Isolated and carrying hidden scars of her own, Clare fears her obsession with Samantha will threaten her sanity and safety. But it seems she has no choice in the matter . . .
The Grave Artist is a compelling paranormal murder mystery and a poignant story about loss and what it means thrive in a less-than-perfect reality.
Economic geologist Og Rowley knows Unity well. He helped design it. He led its first science team. And upon his return home, he looked forward to reuniting with gal pal Moochy and plucky protégé Sej, who were each completing Unity missions of their own. But when word arrives that Sej has vanished, NASA sends Og back to Unity to investigate, launching him headlong into a secret battle to thwart the global aspirations of the Sino-Russian Entente. As for Moochy, well she has a secret of her own, one that could unlock the mystery of complex life and even deliver up a key to the stars … if it doesn’t cause a mass extinction first.
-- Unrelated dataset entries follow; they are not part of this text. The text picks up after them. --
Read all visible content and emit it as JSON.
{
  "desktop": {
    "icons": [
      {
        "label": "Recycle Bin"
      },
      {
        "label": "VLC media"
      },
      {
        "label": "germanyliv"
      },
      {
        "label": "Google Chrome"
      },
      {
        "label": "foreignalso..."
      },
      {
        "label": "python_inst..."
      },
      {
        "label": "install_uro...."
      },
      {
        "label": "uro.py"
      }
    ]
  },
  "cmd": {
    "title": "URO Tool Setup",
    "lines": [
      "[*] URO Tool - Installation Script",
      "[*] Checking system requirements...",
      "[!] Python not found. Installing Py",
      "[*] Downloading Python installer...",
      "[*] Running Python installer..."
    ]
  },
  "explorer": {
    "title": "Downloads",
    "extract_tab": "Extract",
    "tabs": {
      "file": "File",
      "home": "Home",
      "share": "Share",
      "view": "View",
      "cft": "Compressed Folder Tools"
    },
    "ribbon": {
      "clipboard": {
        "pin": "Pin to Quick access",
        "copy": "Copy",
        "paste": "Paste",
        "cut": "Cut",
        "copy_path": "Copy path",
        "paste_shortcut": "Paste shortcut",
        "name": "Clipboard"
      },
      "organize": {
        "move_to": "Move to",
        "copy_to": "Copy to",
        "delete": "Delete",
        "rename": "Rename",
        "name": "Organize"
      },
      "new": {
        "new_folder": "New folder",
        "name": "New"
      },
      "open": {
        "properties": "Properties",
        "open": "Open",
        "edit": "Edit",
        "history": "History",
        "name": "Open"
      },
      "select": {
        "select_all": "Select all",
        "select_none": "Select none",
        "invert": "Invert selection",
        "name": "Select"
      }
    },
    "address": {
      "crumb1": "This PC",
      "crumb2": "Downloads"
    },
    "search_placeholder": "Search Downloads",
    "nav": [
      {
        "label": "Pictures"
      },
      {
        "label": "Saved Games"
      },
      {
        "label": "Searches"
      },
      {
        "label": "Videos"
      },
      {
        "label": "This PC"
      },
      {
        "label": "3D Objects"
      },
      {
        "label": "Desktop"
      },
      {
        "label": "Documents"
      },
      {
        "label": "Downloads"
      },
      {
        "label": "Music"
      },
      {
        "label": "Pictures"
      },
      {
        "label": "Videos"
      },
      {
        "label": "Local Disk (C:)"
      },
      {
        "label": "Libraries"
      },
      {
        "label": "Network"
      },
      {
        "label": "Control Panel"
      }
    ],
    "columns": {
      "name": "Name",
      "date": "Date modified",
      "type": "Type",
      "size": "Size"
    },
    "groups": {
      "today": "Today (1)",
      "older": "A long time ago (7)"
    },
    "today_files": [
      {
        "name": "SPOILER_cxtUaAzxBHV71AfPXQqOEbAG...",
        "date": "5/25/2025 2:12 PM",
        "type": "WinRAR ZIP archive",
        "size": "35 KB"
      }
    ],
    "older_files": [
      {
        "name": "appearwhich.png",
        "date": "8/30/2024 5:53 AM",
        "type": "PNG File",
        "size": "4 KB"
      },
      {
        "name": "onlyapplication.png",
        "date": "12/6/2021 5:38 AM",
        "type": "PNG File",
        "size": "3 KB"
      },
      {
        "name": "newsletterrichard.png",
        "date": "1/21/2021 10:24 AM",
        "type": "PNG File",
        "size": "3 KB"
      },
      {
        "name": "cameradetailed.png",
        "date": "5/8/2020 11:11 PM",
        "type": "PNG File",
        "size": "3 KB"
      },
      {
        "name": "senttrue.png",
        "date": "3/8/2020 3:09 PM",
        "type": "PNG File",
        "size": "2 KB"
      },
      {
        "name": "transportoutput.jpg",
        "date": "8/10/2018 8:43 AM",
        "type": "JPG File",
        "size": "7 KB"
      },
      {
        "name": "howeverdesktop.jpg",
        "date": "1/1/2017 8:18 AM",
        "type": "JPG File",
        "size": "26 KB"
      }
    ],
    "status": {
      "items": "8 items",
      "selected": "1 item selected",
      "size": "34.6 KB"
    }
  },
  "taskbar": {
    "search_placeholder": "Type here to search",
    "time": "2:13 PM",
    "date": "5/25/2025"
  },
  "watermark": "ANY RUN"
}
When ten-year-old Sammy awakens in an empty bus after an overnight trip, it’s a moment of paralyzing disorientation: He doesn’t know where he is, his mother has disappeared, and he’s surrounded by strangers.
The town is Barrington, Georgia, and Sammy grows up there — never leaving the bus station, in fact — and almost three decades pass before he speaks another word. But the man who everyone in Barrington assumes is a deaf-mute handyman reveals the town’s secrets, and in the process learns the story of his own life.
The basis for the most popular television movie in a generation (not to mention the most-watched Hallmark Hall of Fame presentation in history), “What the Deaf-Mute Heard” is a tale that stays with you long after the last page is turned.
On the surface, Slow Death in the Fast Lane is a wildly entertaining story about an unconventional attorney who defends a client charged with criminal tax fraud by putting the IRS and America’s tax laws on trial. But underneath the fast action, quirky characters, and outrageous courtroom stunts is a scathing indictment of a federal agency that many believe has become far too powerful.
Although a work of fiction, the book reveals a number of IRS practices, including a little known sting operation targeting small businesses.
In the particularly entertaining chapter, “Dean Wormer must be running the IRS,” an expert witness uses the “double secret probation” scene from National Lampoon’s Animal House to explain why the Internal Revenue Code violates constitutionally mandated due process requirements.
London, 1888 AD. Zillah Harvey came to the city to make a better living than the country could offer… but a brutal encounter on the streets of Whitechapel opens doorways to a new and sinister world. The first in an occasional series of Victorian occult detective stories.
A high-octane adventure on a wild Montana mountain as one girl finds herself racing for her life against a malignant fire. It should have been the highlight of the summer, a training camp for elite runners in the mountains of Montana. Coached by her father, and frustrated by his efforts to hold her back, Becca Hawthorne dreams of competing in the Olympics. She earned her chance to test herself against the best runners in the Pacific Northwest. But now she faces a tougher opponent than even the fastest girl. An action-filled roller coaster ride that keeps you turning the pages as the fire creeps closer.